The performance of S&P 500 by holding the same stock as the index is in the same proportions just like lots of other Exchange-Traded funds and index funds. Lots of other funds are benchmarked to S&P 500.All the companies can see their stock price raise or fall when their stock is added to the list of S&P 500.In the case of index fund must purchase company’s stock for the purpose of continuous tracking of S&P 500 index. Index funds are provided by Mutual Funds manages and the purpose of providing these index funds is to Track S&P 500.This was first time recorded in 1976 by The Vanguard Groups Vanguard 500.It is a must for the investors to purchase shares of an Exchange-Traded fund if the investors want to invest in mutual funds indexed in S&P 500.

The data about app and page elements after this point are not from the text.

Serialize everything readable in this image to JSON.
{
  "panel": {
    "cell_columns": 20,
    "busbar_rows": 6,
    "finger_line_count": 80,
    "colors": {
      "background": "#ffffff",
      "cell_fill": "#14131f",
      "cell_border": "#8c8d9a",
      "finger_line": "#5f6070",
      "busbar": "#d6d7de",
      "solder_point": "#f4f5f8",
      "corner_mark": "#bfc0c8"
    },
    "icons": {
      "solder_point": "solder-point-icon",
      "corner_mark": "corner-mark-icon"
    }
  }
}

ETF or Exchange-Traded funds represent ownership of the investor in a portfolio of the equity securities that comprise the S&P 500 index and Exchange-Traded funds also track the standard and poor’s 500 indexes, this tracking may be used for the purpose of trading in the index. In Landon stock exchange S&P 500 ETFs or Exchange Traded funds are available. Also, there is another way or method is available in S&P 500 which is called Index Investing, using this method investors can invest in all stocks directly. Chicago Mercantile Exchange which is also called CME offers the variety of future contracts in the derivative market that track the index and also trade on the exchange floor. Chicago Board Options exchange or CBOE also offers lots of option on S&P 500 ETFs and also on S&P 500.